After months of trying to wrap my head around this reality, I stumbled on this: It isn’t my job to understand the why of this situation. It is my job to see it for what it is and respond with praise to a holy and sovereign God whose goodness never ebbs nor flows. Perhaps this situation, as heartbreaking as it is, was simply an opportunity for us to image God’s goodness in way that we hadn’t before, to love Micah as well as we could for the time that we had him. Or maybe this situation is to teach us about covetousness. Jen Wilkin writes, “ Coveting implies a lack in God’s present provision” (In His Image, p. 51). Doesn’t this strike at the heart of the question I wrestled with? Did I not perceive a lack in what He gave to us in that season? My heart cried that what we had was not enough, as though we deserved more . . . as though we were entitled to more.
But we don’t and we aren’t.
It was a kindness of the Lord to give us even that brief time with Micah, right before we launched into one of the hardest seasons of our marriage. The nurses at the hospital repeated that he seemed older than 40 weeks gestation. At the time, that didn’t mean much to me. But looking back, Micah was awake and happy for much for much of the time we had him. He was alert unlike any newborn I have ever seen, and he interacted with us all the time. What a generous gift from God, that we were able to know him so well in that short time! The memories we have tucked away are a sort of touchstone for us, in the craziness. We can return to them, return to the pictures on our phones, and recall the sugary sweetness of that little boy and the bond the three of us shared.

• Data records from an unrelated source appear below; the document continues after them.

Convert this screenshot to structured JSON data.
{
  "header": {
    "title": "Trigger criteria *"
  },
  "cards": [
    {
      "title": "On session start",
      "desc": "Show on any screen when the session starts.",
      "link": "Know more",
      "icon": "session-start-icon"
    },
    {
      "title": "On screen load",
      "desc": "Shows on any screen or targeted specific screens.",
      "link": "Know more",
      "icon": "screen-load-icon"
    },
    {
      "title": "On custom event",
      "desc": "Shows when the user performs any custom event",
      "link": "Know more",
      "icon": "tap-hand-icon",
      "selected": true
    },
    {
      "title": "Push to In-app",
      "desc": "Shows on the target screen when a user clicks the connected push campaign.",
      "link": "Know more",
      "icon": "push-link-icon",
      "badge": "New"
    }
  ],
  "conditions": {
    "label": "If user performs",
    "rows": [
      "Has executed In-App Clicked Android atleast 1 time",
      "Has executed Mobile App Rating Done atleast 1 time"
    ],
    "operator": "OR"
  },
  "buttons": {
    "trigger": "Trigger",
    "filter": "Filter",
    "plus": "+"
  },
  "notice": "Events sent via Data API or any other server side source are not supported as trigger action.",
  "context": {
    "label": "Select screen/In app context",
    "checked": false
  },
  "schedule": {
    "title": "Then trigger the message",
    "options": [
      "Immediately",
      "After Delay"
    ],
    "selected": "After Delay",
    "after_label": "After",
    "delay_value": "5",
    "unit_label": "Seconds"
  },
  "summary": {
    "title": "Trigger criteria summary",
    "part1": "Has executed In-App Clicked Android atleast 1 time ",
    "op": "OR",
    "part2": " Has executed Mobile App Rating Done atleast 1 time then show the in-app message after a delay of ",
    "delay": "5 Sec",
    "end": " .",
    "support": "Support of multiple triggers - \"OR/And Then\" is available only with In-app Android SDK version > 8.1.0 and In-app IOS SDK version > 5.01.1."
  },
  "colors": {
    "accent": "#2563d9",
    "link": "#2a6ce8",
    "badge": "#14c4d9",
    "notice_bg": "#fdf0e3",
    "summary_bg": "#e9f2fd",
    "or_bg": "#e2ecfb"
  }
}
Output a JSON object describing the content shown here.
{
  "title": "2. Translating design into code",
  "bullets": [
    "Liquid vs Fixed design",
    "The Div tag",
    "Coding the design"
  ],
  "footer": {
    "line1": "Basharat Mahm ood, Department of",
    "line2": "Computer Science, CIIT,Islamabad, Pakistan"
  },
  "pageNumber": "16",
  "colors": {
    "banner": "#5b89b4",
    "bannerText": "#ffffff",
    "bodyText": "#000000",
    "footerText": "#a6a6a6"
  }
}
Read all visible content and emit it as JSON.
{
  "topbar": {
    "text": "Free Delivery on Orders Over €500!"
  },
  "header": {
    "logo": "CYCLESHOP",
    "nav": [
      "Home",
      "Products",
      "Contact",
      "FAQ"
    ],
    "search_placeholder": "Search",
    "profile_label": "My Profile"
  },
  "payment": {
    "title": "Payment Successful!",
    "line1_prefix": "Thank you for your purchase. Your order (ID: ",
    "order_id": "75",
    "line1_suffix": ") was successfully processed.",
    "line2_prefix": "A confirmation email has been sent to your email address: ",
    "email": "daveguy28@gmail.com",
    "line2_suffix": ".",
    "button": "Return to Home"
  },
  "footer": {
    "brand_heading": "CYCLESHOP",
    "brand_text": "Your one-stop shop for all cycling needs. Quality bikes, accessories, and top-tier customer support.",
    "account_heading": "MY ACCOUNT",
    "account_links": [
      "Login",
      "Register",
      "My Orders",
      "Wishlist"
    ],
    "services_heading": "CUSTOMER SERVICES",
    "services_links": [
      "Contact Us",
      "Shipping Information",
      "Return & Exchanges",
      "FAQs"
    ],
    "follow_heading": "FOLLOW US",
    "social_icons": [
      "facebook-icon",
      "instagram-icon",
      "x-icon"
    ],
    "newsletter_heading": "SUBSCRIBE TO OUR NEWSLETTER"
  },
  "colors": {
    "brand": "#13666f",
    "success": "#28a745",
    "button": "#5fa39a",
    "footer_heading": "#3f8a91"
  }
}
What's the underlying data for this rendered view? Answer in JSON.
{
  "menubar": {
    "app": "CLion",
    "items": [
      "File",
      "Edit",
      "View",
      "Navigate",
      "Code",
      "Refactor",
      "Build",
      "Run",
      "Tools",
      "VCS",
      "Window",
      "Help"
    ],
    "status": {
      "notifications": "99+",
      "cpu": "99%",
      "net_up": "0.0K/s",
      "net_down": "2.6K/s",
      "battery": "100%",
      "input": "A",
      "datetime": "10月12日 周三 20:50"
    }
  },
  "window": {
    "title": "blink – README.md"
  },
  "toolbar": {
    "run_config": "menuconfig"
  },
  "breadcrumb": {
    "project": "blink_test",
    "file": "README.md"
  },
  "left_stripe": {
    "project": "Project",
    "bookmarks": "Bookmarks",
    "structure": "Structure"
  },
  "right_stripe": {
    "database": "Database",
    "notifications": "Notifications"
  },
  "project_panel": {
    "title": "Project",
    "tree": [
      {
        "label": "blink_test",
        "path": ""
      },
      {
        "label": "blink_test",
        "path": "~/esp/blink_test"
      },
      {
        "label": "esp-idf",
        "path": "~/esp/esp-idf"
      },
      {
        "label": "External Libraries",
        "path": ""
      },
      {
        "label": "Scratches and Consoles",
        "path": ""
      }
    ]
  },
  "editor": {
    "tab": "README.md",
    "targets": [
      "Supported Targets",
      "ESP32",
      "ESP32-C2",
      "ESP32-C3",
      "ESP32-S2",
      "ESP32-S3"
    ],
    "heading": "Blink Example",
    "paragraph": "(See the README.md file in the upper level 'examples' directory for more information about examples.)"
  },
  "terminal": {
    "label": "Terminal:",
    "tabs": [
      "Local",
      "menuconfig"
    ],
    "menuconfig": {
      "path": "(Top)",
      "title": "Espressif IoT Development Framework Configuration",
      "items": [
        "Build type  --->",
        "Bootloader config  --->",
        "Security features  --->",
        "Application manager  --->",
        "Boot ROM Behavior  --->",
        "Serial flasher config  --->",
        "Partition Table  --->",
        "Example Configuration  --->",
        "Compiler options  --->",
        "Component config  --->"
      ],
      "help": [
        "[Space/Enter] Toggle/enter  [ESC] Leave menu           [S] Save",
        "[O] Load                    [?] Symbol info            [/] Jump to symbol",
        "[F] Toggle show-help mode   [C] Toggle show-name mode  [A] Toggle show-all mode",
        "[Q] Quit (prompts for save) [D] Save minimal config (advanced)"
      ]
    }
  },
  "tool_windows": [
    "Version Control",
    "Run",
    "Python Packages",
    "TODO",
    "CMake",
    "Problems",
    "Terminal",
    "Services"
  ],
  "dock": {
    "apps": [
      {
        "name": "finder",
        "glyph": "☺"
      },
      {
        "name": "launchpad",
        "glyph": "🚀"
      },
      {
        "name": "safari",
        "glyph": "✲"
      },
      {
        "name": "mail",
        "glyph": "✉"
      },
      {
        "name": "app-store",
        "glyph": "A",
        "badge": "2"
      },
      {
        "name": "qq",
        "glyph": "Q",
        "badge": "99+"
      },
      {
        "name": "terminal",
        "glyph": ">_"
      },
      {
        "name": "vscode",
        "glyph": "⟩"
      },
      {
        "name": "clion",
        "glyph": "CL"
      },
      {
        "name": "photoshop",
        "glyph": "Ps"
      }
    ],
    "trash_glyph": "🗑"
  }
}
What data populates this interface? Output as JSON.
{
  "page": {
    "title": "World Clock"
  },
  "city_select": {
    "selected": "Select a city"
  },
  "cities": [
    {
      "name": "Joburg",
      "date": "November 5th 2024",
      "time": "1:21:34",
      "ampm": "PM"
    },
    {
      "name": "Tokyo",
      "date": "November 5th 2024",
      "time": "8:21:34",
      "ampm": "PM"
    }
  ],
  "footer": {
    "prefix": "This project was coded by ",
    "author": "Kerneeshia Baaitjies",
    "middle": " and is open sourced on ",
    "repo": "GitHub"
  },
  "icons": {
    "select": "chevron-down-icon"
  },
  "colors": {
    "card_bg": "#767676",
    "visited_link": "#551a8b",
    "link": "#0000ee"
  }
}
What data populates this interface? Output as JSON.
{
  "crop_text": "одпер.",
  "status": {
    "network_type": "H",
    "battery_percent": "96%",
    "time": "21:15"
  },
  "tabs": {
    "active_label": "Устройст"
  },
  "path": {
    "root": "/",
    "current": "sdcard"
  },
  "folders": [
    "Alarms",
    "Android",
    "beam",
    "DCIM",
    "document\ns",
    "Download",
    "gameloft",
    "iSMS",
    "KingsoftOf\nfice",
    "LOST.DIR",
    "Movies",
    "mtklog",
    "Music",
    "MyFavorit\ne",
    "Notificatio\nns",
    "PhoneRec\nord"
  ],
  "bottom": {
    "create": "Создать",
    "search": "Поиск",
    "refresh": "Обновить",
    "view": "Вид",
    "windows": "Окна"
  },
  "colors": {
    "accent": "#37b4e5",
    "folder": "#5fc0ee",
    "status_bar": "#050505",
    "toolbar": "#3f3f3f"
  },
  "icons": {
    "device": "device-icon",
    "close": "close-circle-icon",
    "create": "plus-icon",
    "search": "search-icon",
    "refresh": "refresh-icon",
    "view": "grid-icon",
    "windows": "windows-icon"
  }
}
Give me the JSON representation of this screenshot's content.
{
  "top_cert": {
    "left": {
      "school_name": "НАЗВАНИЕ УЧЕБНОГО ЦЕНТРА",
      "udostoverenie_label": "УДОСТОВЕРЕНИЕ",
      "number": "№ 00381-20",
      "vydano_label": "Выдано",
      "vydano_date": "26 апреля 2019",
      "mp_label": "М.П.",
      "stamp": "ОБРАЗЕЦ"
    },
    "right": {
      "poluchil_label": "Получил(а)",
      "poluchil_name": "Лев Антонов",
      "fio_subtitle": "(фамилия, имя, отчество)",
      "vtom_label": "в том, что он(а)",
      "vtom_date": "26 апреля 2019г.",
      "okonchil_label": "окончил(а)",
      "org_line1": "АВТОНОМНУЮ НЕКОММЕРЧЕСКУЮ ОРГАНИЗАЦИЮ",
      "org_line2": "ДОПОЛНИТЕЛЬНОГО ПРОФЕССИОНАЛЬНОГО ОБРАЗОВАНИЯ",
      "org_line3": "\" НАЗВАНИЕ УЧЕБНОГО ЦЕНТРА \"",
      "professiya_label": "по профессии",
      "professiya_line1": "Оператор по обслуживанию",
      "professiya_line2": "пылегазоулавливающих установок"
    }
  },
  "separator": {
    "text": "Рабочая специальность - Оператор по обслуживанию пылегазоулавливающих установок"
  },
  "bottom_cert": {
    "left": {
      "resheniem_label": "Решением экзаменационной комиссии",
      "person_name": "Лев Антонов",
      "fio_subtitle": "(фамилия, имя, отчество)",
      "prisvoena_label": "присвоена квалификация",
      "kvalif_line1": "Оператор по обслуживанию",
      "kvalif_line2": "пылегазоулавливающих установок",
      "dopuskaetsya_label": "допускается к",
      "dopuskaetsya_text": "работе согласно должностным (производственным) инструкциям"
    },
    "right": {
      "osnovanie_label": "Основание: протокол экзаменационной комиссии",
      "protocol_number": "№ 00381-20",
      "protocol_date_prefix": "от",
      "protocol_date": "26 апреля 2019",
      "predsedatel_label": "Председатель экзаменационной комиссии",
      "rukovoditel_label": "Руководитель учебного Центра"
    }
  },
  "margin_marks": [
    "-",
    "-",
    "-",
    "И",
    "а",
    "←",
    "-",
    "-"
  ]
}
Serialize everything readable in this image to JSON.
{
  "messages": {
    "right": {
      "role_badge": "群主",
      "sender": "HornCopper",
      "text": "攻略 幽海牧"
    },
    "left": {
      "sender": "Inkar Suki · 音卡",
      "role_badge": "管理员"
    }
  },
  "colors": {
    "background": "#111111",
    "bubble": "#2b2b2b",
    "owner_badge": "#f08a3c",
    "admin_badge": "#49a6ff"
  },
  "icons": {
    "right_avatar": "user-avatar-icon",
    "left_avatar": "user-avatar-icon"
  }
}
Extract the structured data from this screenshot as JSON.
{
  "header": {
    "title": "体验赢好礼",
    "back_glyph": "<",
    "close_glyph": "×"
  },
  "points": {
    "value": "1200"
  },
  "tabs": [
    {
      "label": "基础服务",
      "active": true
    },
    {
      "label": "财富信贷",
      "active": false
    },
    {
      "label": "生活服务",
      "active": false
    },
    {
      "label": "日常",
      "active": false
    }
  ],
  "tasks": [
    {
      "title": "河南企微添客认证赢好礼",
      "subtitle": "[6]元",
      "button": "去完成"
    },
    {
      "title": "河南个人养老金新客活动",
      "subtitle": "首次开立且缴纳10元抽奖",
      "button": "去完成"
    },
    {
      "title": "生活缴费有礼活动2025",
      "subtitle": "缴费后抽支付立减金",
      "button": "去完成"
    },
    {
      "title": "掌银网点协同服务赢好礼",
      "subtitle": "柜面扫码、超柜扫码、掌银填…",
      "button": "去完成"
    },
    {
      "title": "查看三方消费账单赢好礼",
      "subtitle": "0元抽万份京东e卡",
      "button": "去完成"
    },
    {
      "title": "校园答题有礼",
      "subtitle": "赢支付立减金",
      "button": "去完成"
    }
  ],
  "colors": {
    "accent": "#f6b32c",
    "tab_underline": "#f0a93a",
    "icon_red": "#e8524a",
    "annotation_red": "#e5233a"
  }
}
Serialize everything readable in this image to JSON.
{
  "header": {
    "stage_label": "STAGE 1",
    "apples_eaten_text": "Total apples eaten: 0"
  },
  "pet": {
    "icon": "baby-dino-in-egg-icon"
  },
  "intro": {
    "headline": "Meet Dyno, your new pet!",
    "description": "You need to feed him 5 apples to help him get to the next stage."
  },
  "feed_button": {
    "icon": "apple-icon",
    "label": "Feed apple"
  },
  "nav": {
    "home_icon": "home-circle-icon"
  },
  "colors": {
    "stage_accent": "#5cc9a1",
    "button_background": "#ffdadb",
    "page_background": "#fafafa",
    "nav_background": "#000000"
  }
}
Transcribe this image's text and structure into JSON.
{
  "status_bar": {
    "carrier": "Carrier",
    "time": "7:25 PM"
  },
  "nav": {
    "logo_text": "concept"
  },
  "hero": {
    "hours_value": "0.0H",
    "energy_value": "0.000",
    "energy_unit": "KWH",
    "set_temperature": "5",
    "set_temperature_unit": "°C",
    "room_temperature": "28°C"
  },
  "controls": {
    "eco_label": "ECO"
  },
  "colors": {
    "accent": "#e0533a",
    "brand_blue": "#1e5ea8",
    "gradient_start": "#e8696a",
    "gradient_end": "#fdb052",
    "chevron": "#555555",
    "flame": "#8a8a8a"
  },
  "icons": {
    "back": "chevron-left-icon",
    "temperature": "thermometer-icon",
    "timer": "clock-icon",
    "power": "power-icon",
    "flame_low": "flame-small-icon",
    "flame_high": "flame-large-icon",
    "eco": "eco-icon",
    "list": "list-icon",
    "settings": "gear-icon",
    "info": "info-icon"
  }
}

Though we will likely always miss Micah to some degree and carry him with us in our hearts, with our whole hearts, we can say, “Oh give thanks to the LORD, for he is good, for his steadfast love endures forever!” (1 Chronicles 16:34)